Dungarvan is a coastal town and harbour in County Waterford, on the south coast of Ireland. Prior to the merger of Waterford County Council with Waterford City Council in 2014, Dungarvan was the county town and administrative centre of County Waterford. Waterford City and County Council retains administrative offices in the town. The town's Irish name means "Garbhann's fort", referring to Saint Garbhann who founded a church there in the seventh century. The town lies on the N25 road ( European route E30), which connects Cork, Waterford and Rosslare Europort.
Dungarvan is situated at the mouth of the Colligan River, which divides the town into two parishes - that of Dungarvan to the west, and that of Abbeyside to the east -, these being connected in three places by a causeway and single-span bridge built by the Dukes of Devonshire starting in 1801; by an old railway bridge; and by a ring-road causeway and bridge.
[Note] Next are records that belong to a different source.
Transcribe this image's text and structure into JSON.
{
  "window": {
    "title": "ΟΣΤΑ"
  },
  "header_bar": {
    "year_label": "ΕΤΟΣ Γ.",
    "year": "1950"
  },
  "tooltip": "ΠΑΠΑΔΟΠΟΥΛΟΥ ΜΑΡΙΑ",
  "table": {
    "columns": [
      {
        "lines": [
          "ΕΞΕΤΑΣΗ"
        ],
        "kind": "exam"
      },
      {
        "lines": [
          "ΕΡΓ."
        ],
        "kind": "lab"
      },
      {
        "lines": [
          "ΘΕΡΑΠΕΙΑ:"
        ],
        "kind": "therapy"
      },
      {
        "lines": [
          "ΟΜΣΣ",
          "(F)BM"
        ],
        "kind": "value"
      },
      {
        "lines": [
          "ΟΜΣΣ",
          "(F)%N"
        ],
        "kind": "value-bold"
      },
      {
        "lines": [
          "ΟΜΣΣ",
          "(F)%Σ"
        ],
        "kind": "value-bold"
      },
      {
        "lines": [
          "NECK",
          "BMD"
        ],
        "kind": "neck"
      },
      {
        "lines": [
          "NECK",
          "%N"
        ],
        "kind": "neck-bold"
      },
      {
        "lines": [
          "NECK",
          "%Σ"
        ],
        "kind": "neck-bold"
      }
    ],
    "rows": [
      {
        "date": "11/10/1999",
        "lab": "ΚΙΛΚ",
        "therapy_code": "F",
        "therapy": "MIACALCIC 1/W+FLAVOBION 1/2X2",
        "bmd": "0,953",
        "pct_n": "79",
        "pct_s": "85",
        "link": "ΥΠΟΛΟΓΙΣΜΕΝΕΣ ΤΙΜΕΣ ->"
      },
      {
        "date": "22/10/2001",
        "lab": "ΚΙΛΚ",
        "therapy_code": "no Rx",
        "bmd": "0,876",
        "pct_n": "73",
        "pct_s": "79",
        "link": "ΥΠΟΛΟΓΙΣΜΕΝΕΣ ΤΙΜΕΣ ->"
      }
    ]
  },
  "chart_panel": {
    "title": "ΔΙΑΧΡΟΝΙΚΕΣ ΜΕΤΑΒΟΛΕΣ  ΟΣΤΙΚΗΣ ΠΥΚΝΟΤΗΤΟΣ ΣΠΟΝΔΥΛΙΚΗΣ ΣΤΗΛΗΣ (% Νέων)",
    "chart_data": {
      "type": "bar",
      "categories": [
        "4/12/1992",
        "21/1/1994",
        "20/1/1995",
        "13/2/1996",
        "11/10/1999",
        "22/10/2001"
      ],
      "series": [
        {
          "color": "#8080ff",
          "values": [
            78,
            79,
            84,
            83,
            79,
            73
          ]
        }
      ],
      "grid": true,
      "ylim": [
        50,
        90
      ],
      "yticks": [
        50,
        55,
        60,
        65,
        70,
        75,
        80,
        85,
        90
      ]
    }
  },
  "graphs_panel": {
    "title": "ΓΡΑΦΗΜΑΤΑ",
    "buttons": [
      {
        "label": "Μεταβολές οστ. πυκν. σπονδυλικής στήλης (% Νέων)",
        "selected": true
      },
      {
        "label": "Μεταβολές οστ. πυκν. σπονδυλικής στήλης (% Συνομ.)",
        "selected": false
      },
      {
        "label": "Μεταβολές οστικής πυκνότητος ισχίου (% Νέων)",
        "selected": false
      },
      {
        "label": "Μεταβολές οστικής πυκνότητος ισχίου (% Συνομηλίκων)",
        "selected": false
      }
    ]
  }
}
A friary in Abbeyside, founded by Augustinians in the 13th century, is partially incorporated with the structure of a 20th-century Roman Catholic church. One of the most significant colleges in the town was also founded by these Augustinians whose order survives and maintains an Augustinian church nearer to the Main Street.
In everyday local usage, "Dungarvan" is taken to refer to the western, less suburban half of the town, where the administrative buildings and shopping areas are situated. A castle, commissioned around the 12th-13th centuries by King John of England, stands by the harbour. But no trace of the walls John built remain.
Dungarvan was a parliamentary constituency in Ireland, which from 1801 to 1885 returned one Member of Parliament (MP) to the House of Commons of the Parliament of the United Kingdom.
The constituency was created when the Union of Great Britain and Ireland took effect on 1 January 1801, replacing the earlier Dungarvan constituency in the Parliament of Ireland.
Dungarvan was a constituency represented in the Irish House of Commons until 1800.